Wednesday, June 5, 2013

Necessary freedom

The mathematician G.H. Hardy – most famous amongst the general public for his having 'discovered' the self-taught prodigy Ramanujan – said that the only other career that might have suited him was journalism.

When I first read this it surprised me, even bearing in mind the fact that journalism in early 20th-century England was very different from journalism today.

Clearly Hardy could write – his short book, A Mathematician's Apology, is a minor classic. But it's very clear from that essay that his identity was inextricably bound up with being a mathematician, and nothing else.

Late in life he attempted suicide, not just because of the general effects of failing health but also – and perhaps mainly – because his mathematical powers had deserted him.

Rather depressingly, he claimed (in his Apology) that most people don't have any significant talent for anything. But "[i]f a man has any genuine talent he should be ready to make almost any sacrifice in order to cultivate it to the full." Anyone, he asserted, who sets out to justify his existence and his activities has only one real defense. And that is to say, “I do what I do because it is the one and only thing that I can do at all well."

Why did he mention journalism, I wonder? It's particularly puzzling because journalism is so utterly different from mathematics generally – and especially from Hardy's style of doing and thinking about mathematics with its focus on timeless beauty.

This is in addition to the fact that mathematics is normally associated with the sciences. So, naïvely, I would expect a mathematician to say that, had he not pursued mathematics as a career, he might have become a scientist or engineer of some kind, for example.

But Hardy, though he was attracted to biology in his youth, exhibited in his adult life no great interest in or high regard for science, and he had a quite negative attitude to applied science. He prided himself on the fact (as he saw it) that his work had no practical applications.

And he disliked new technologies. He had a telephone installed in his house which he ostentatiously avoided using: it was for the use of any guests who fancied that kind of thing.

By journalism Hardy certainly didn't mean writing about scientific (or mathematical) subjects for a general audience. He meant, presumably, mainstream journalism. And my guess is that he was attracted to it for three basic reasons.

Firstly, he recognized that he had a second talent, a gift for writing – and writing with style and wit and conciseness. (He was famous amongst his friends for his postcards.)

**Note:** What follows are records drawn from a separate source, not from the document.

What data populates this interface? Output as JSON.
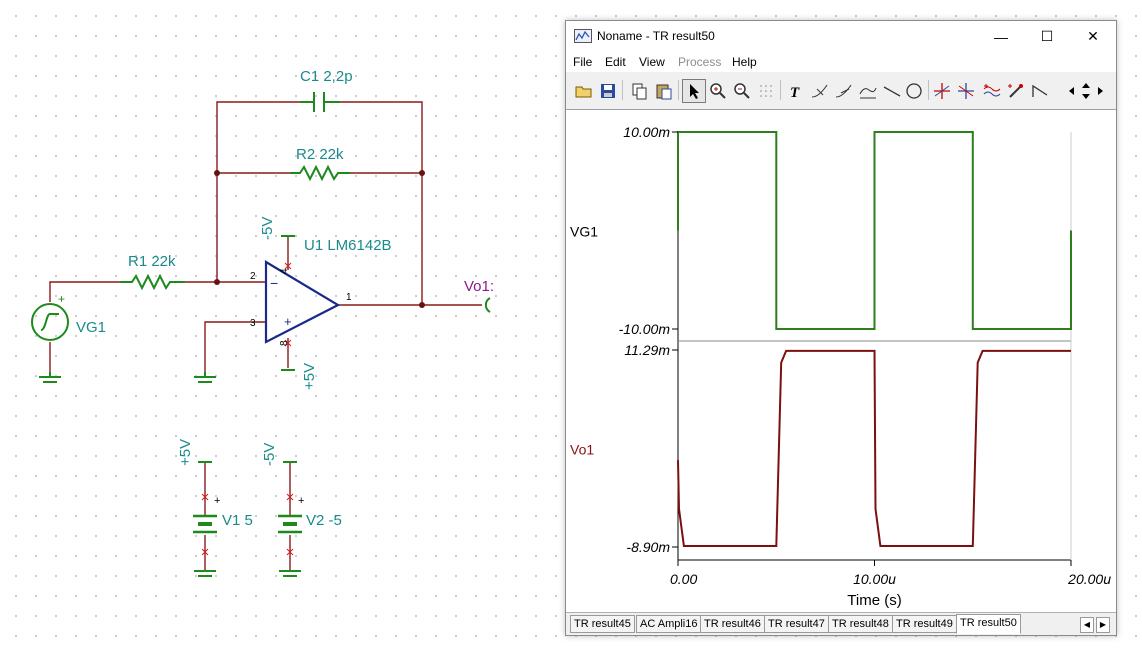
{
  "schematic": {
    "c1_label": "C1 2,2p",
    "r2_label": "R2 22k",
    "r1_label": "R1 22k",
    "u1_label": "U1 LM6142B",
    "vg1_label": "VG1",
    "vo1_label": "Vo1:",
    "v1_label": "V1 5",
    "v2_label": "V2 -5",
    "rail_minus": "-5V",
    "rail_plus": "+5V",
    "pin_1": "1",
    "pin_2": "2",
    "pin_3": "3",
    "pin_4": "4",
    "pin_8": "8",
    "plus_sign": "+",
    "minus_sign": "−"
  },
  "window": {
    "title": "Noname - TR result50",
    "controls": {
      "minimize": "—",
      "maximize": "☐",
      "close": "✕"
    },
    "menu": [
      "File",
      "Edit",
      "View",
      "Process",
      "Help"
    ],
    "toolbar_icons": [
      "open-icon",
      "save-icon",
      "copy-icon",
      "paste-icon",
      "pointer-icon",
      "zoom-in-icon",
      "zoom-out-icon",
      "grid-icon",
      "text-icon",
      "cursor-a-icon",
      "cursor-b-icon",
      "curve-icon",
      "line-icon",
      "circle-icon",
      "marker-a-icon",
      "marker-b-icon",
      "waves-icon",
      "probe-icon",
      "ramp-icon"
    ]
  },
  "chart_data": {
    "type": "line",
    "xlabel": "Time (s)",
    "x_ticks": [
      "0.00",
      "10.00u",
      "20.00u"
    ],
    "xlim": [
      0,
      20
    ],
    "panels": [
      {
        "name": "VG1",
        "y_top_label": "10.00m",
        "y_bottom_label": "-10.00m",
        "ylim": [
          -10,
          10
        ],
        "color": "#2e7d1e",
        "x": [
          0,
          0,
          5,
          5,
          10,
          10,
          15,
          15,
          20,
          20
        ],
        "y": [
          0,
          10,
          10,
          -10,
          -10,
          10,
          10,
          -10,
          -10,
          0
        ]
      },
      {
        "name": "Vo1",
        "y_top_label": "11.29m",
        "y_bottom_label": "-8.90m",
        "ylim": [
          -8.9,
          11.29
        ],
        "color": "#7a1010",
        "x": [
          0,
          0.05,
          0.3,
          5,
          5.25,
          5.5,
          10,
          10.05,
          10.3,
          15,
          15.25,
          15.5,
          20
        ],
        "y": [
          0,
          -5,
          -8.8,
          -8.8,
          10,
          11.2,
          11.2,
          -5,
          -8.8,
          -8.8,
          10,
          11.2,
          11.2
        ]
      }
    ]
  },
  "tabs": [
    "TR result45",
    "AC Ampli16",
    "TR result46",
    "TR result47",
    "TR result48",
    "TR result49",
    "TR result50"
  ],
  "active_tab": "TR result50"
}
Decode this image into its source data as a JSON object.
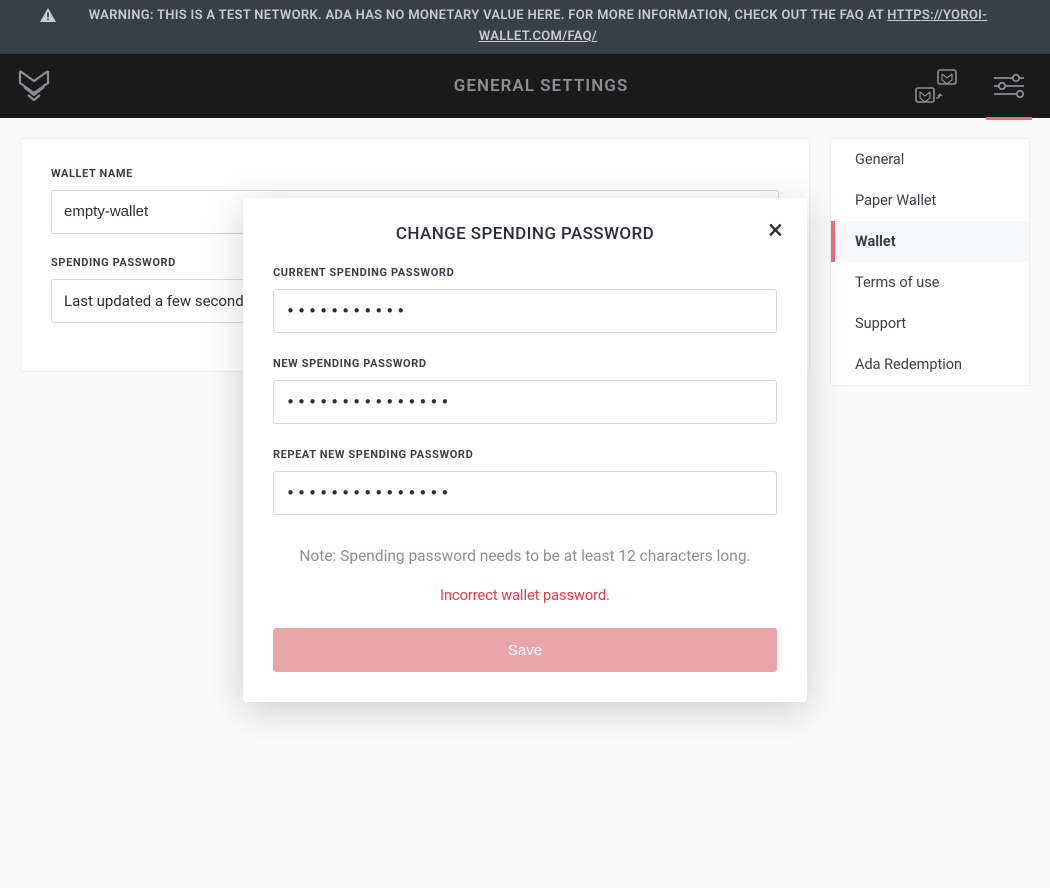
{
  "banner": {
    "text": "WARNING: THIS IS A TEST NETWORK. ADA HAS NO MONETARY VALUE HERE. FOR MORE INFORMATION, CHECK OUT THE FAQ AT ",
    "link": "HTTPS://YOROI-WALLET.COM/FAQ/"
  },
  "header": {
    "title": "GENERAL SETTINGS"
  },
  "wallet_panel": {
    "name_label": "WALLET NAME",
    "name_value": "empty-wallet",
    "password_label": "SPENDING PASSWORD",
    "password_status": "Last updated a few seconds ago"
  },
  "sidebar": {
    "items": [
      {
        "label": "General",
        "active": false
      },
      {
        "label": "Paper Wallet",
        "active": false
      },
      {
        "label": "Wallet",
        "active": true
      },
      {
        "label": "Terms of use",
        "active": false
      },
      {
        "label": "Support",
        "active": false
      },
      {
        "label": "Ada Redemption",
        "active": false
      }
    ]
  },
  "modal": {
    "title": "CHANGE SPENDING PASSWORD",
    "current_label": "CURRENT SPENDING PASSWORD",
    "current_value": "•••••••••••",
    "new_label": "NEW SPENDING PASSWORD",
    "new_value": "•••••••••••••••",
    "repeat_label": "REPEAT NEW SPENDING PASSWORD",
    "repeat_value": "•••••••••••••••",
    "note": "Note: Spending password needs to be at least 12 characters long.",
    "error": "Incorrect wallet password.",
    "save_label": "Save"
  },
  "colors": {
    "accent": "#eb6d7a",
    "error": "#e6394a"
  }
}
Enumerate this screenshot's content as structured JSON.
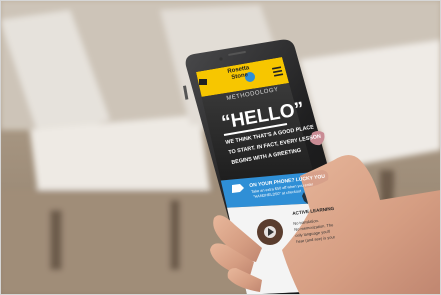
{
  "app": {
    "brand_line1": "Rosetta",
    "brand_line2": "Stone",
    "nav_label": "METHODOLOGY",
    "hero_title": "“HELLO”",
    "hero_line1": "WE THINK THAT'S A GOOD PLACE",
    "hero_line2": "TO START. IN FACT, EVERY LESSON",
    "hero_line3": "BEGINS WITH A GREETING",
    "promo_title": "ON YOUR PHONE? LUCKY YOU",
    "promo_line1": "Take an extra $50 off when you enter",
    "promo_line2": "\"HANDHELD50\" at checkout",
    "section_title": "ACTIVE LEARNING",
    "section_line1": "No translation.",
    "section_line2": "No memorization. The",
    "section_line3": "only language you'll",
    "section_line4": "hear (and see) is your"
  },
  "colors": {
    "brand_yellow": "#f7c600",
    "promo_blue": "#2f8fd6",
    "hero_dark": "#2b2b2b"
  }
}
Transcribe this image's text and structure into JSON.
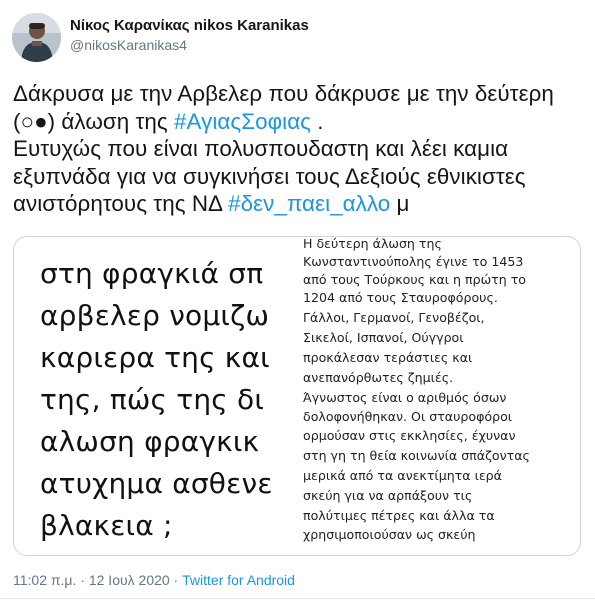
{
  "author": {
    "display_name": "Νίκος Καρανίκας nikos Karanikas",
    "handle": "@nikosKaranikas4"
  },
  "tweet": {
    "line1": "Δάκρυσα με την Αρβελερ που δάκρυσε με την δεύτερη",
    "line2_prefix": "(○●) άλωση της ",
    "hashtag1": "#ΑγιαςΣοφιας",
    "line2_suffix": " .",
    "line3": "Ευτυχώς που είναι πολυσπουδαστη και λέει καμια",
    "line4": "εξυπνάδα για να συγκινήσει τους Δεξιούς εθνικιστες",
    "line5_prefix": "ανιστόρητους της ΝΔ ",
    "hashtag2": "#δεν_παει_αλλο",
    "line5_suffix": "  μ"
  },
  "media": {
    "left_lines": [
      "στη φραγκιά σπ",
      "αρβελερ νομιζω",
      "καριερα της και",
      "της, πώς της δι",
      "αλωση φραγκικ",
      "ατυχημα ασθενε",
      "βλακεια ;"
    ],
    "right_lines": [
      "Η δεύτερη άλωση της",
      "Κωνσταντινούπολης έγινε το 1453",
      "από τους Τούρκους και η πρώτη το",
      "1204 από τους Σταυροφόρους.",
      "Γάλλοι, Γερμανοί, Γενοβέζοι,",
      "Σικελοί, Ισπανοί, Ούγγροι",
      "προκάλεσαν τεράστιες και",
      "ανεπανόρθωτες ζημιές.",
      "Άγνωστος είναι ο αριθμός όσων",
      "δολοφονήθηκαν. Οι σταυροφόροι",
      "ορμούσαν στις εκκλησίες, έχυναν",
      "στη γη τη θεία κοινωνία σπάζοντας",
      "μερικά από τα ανεκτίμητα ιερά",
      "σκεύη για να αρπάξουν τις",
      "πολύτιμες πέτρες και άλλα τα",
      "χρησιμοποιούσαν ως σκεύη"
    ]
  },
  "footer": {
    "time": "11:02 π.μ.",
    "separator1": " · ",
    "date": "12 Ιουλ 2020",
    "separator2": " · ",
    "client": "Twitter for Android"
  },
  "colors": {
    "link": "#1b95e0",
    "secondary_text": "#657786",
    "primary_text": "#14171a",
    "border": "#ccd6dd"
  }
}
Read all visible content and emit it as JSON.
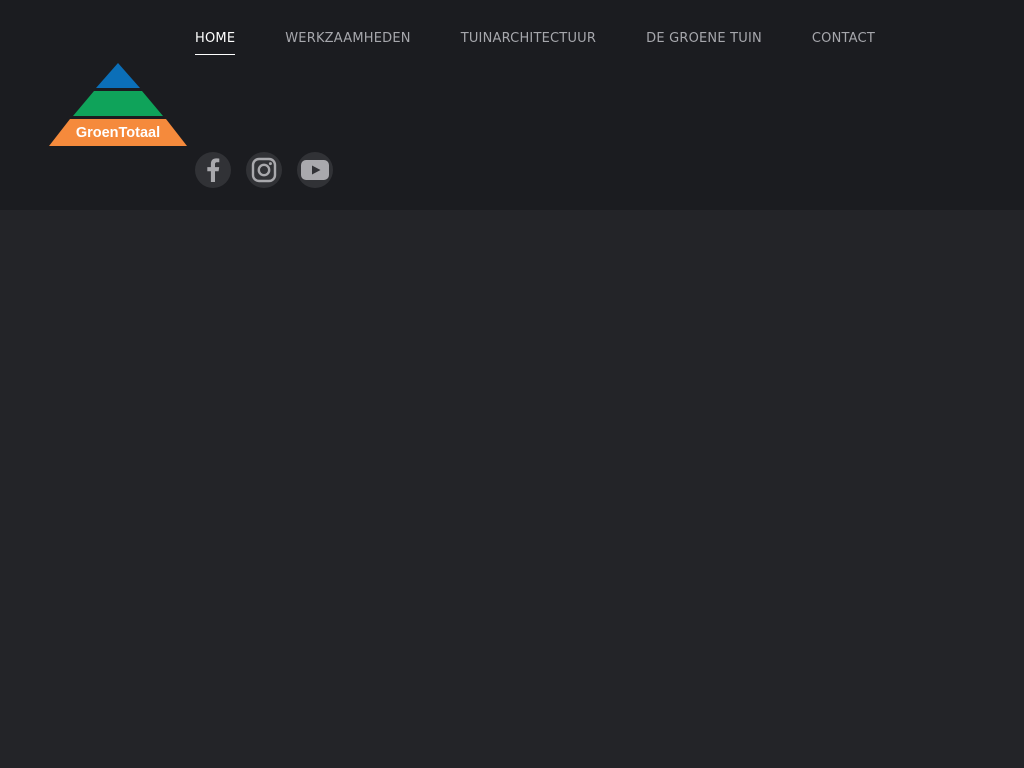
{
  "brand": {
    "logo_text": "GroenTotaal",
    "colors": {
      "top": "#0b6fb8",
      "middle": "#0fa35a",
      "bottom": "#f58a3c"
    }
  },
  "nav": {
    "items": [
      {
        "label": "HOME",
        "active": true
      },
      {
        "label": "WERKZAAMHEDEN",
        "active": false
      },
      {
        "label": "TUINARCHITECTUUR",
        "active": false
      },
      {
        "label": "DE GROENE TUIN",
        "active": false
      },
      {
        "label": "CONTACT",
        "active": false
      }
    ]
  },
  "social": {
    "items": [
      {
        "icon": "facebook-icon"
      },
      {
        "icon": "instagram-icon"
      },
      {
        "icon": "youtube-icon"
      }
    ]
  },
  "theme": {
    "header_bg": "#1b1c20",
    "page_bg": "#232428",
    "nav_text": "#a6a7ac",
    "nav_active": "#ffffff",
    "icon_color": "#a9a9ad"
  }
}
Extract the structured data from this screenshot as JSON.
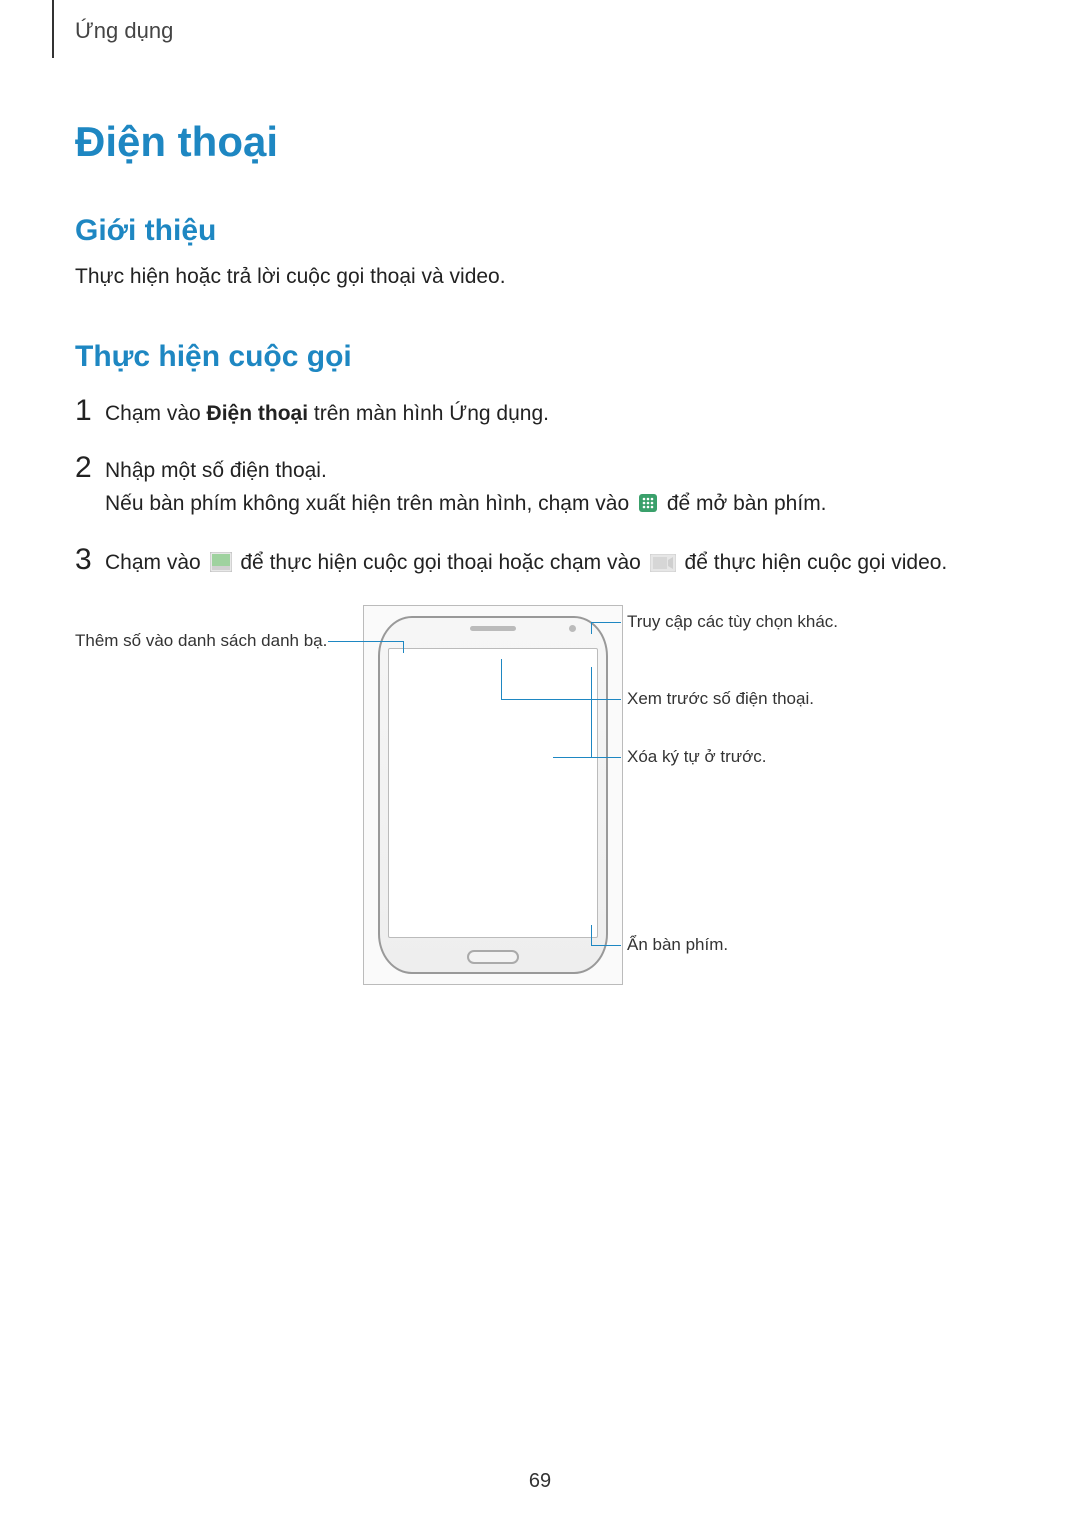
{
  "header": {
    "section": "Ứng dụng"
  },
  "title": "Điện thoại",
  "intro": {
    "heading": "Giới thiệu",
    "text": "Thực hiện hoặc trả lời cuộc gọi thoại và video."
  },
  "make_call": {
    "heading": "Thực hiện cuộc gọi",
    "steps": [
      {
        "num": "1",
        "parts": [
          {
            "t": "Chạm vào "
          },
          {
            "t": "Điện thoại",
            "bold": true
          },
          {
            "t": " trên màn hình Ứng dụng."
          }
        ]
      },
      {
        "num": "2",
        "parts": [
          {
            "t": "Nhập một số điện thoại."
          },
          {
            "br": true
          },
          {
            "t": "Nếu bàn phím không xuất hiện trên màn hình, chạm vào "
          },
          {
            "icon": "keypad-icon"
          },
          {
            "t": " để mở bàn phím."
          }
        ]
      },
      {
        "num": "3",
        "parts": [
          {
            "t": "Chạm vào "
          },
          {
            "icon": "voice-call-icon"
          },
          {
            "t": " để thực hiện cuộc gọi thoại hoặc chạm vào "
          },
          {
            "icon": "video-call-icon"
          },
          {
            "t": " để thực hiện cuộc gọi video."
          }
        ]
      }
    ]
  },
  "callouts": {
    "add_contact": "Thêm số vào danh sách danh bạ.",
    "more_options": "Truy cập các tùy chọn khác.",
    "preview_number": "Xem trước số điện thoại.",
    "delete_char": "Xóa ký tự ở trước.",
    "hide_keypad": "Ẩn bàn phím."
  },
  "page_number": "69",
  "icons": {
    "keypad-icon": "keypad",
    "voice-call-icon": "voice-call",
    "video-call-icon": "video-call"
  }
}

Secondly, though scornful of politicians, he did have an interest in politics and was active in a pacifist organization, the Union of Democratic Control, during World War 1. Significantly, one of the leading and most impressive figures involved in this organization was the French-born journalist E.D. Morel.

And last but not least, I suspect that Hardy saw in the lifestyle associated with journalism (as in the academic lifestyle of the time) a kind of freedom which for a certain kind of person is not just desirable but necessary.